Proposal content libraries are important for knowledge management and to make the production process faster. However, the way that they are built and used tends to hinder – rather than help – the proposal effort.

Firstly, just the fact that the library exists tends to make people lazy. I see far too much cutting and pasting and not nearly enough thinking about what the RFT is asking and what the proposal really needs to say.

Secondly - let's face it - writing proposals isn't most people's favourite job to begin with, coming as it does on top of a mountain of other work. Because of this, I've seen many organisations employ writers to produce content for proposal libraries. But this is a bit like asking the cabin crew to fly the plane.

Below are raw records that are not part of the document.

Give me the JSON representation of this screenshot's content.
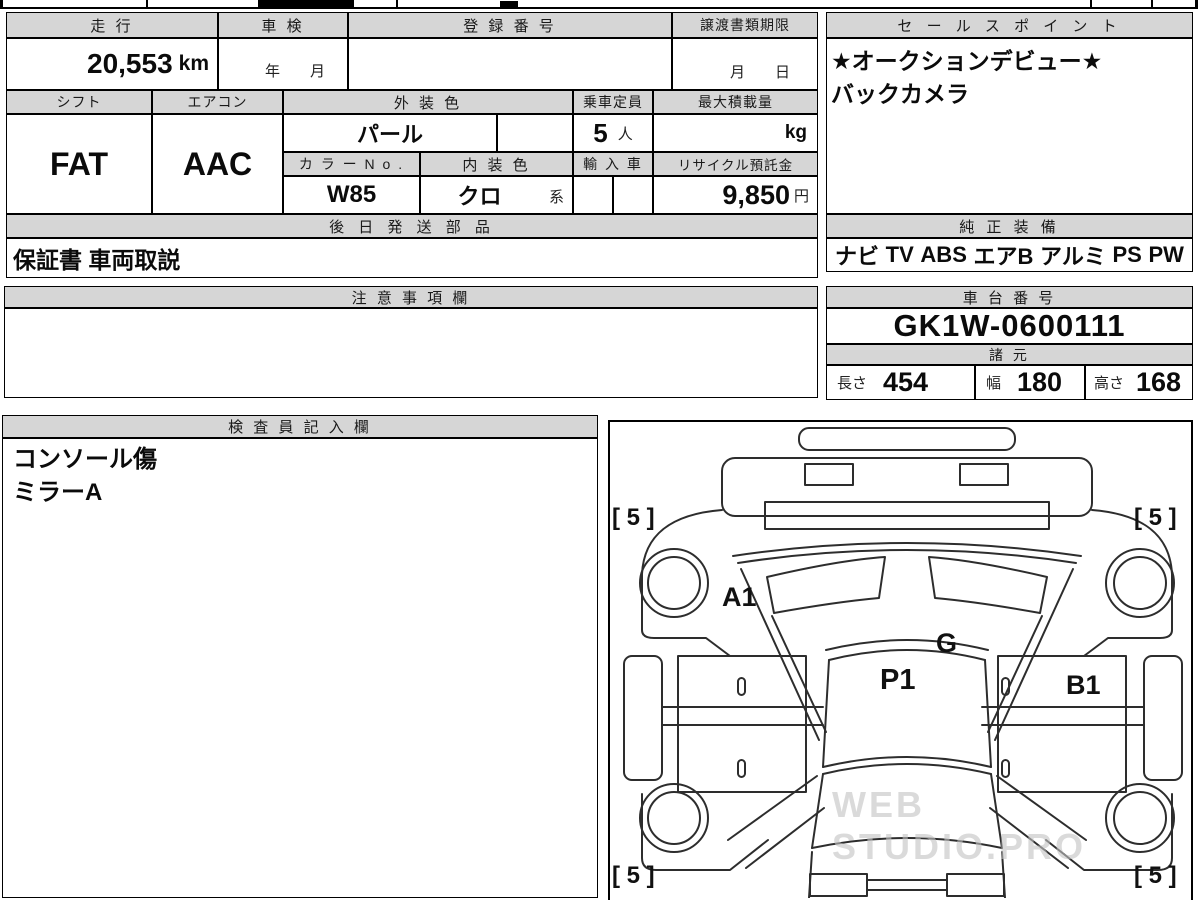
{
  "meta": {
    "watermark": "WEB STUDIO.PRO"
  },
  "vehicle": {
    "mileage": {
      "label": "走 行",
      "value": "20,553",
      "unit": "km"
    },
    "inspection": {
      "label": "車 検",
      "value": "年　　月"
    },
    "registration": {
      "label": "登 録 番 号",
      "value": ""
    },
    "transfer_deadline": {
      "label": "譲渡書類期限",
      "value": "月　　日"
    },
    "shift": {
      "label": "シフト",
      "value": "FAT"
    },
    "aircon": {
      "label": "エアコン",
      "value": "AAC"
    },
    "exterior_color": {
      "label": "外 装 色",
      "value": "パール"
    },
    "capacity": {
      "label": "乗車定員",
      "value": "5",
      "unit": "人"
    },
    "max_load": {
      "label": "最大積載量",
      "value": "",
      "unit": "kg"
    },
    "color_no": {
      "label": "カ ラ ー N o .",
      "value": "W85"
    },
    "interior_color": {
      "label": "内 装 色",
      "value": "クロ",
      "suffix": "系"
    },
    "import_car": {
      "label": "輸 入 車",
      "value": ""
    },
    "recycle_deposit": {
      "label": "リサイクル預託金",
      "value": "9,850",
      "unit": "円"
    }
  },
  "later_shipping": {
    "label": "後 日 発 送 部 品",
    "value": "保証書 車両取説"
  },
  "sales_points": {
    "label": "セ ー ル ス ポ イ ン ト",
    "lines": [
      "★オークションデビュー★",
      "バックカメラ"
    ]
  },
  "factory_equipment": {
    "label": "純 正 装 備",
    "items": [
      "ナビ",
      "TV",
      "ABS",
      "エアB",
      "アルミ",
      "PS",
      "PW"
    ]
  },
  "cautions": {
    "label": "注 意 事 項 欄",
    "value": ""
  },
  "chassis_no": {
    "label": "車 台 番 号",
    "value": "GK1W-0600111"
  },
  "dimensions": {
    "label": "諸 元",
    "length": {
      "label": "長さ",
      "value": "454"
    },
    "width": {
      "label": "幅",
      "value": "180"
    },
    "height": {
      "label": "高さ",
      "value": "168"
    }
  },
  "inspector_notes": {
    "label": "検 査 員 記 入 欄",
    "lines": [
      "コンソール傷",
      "ミラーA"
    ]
  },
  "diagram": {
    "tire_marks": {
      "front_left": "[ 5 ]",
      "front_right": "[ 5 ]",
      "rear_left": "[ 5 ]",
      "rear_right": "[ 5 ]"
    },
    "damage_marks": {
      "a1": "A1",
      "g": "G",
      "p1": "P1",
      "b1": "B1"
    }
  }
}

Good proposal content comes from experts who know what they are talking about. Passing the content development task off to ‘writers’ means that material is often superficial, because experts are busy and it’s difficult to get their time for interviews and reviews. The process gets drawn out and expensive, and leads to a one-shot outcome that is quickly out of date. Content is written descriptively, rather than persuasively, meaning that it lacks any expression of customer value. All of this leads to lacklustre proposals that lack insight and depth.

Writing persuasively is about taking what you know and putting it into context that the customer will understand, and that convinces them to see things your way. This is a skill that anyone can learn, and the process for doing so is actually very simple. If you missed the webinar, contact me to find out more.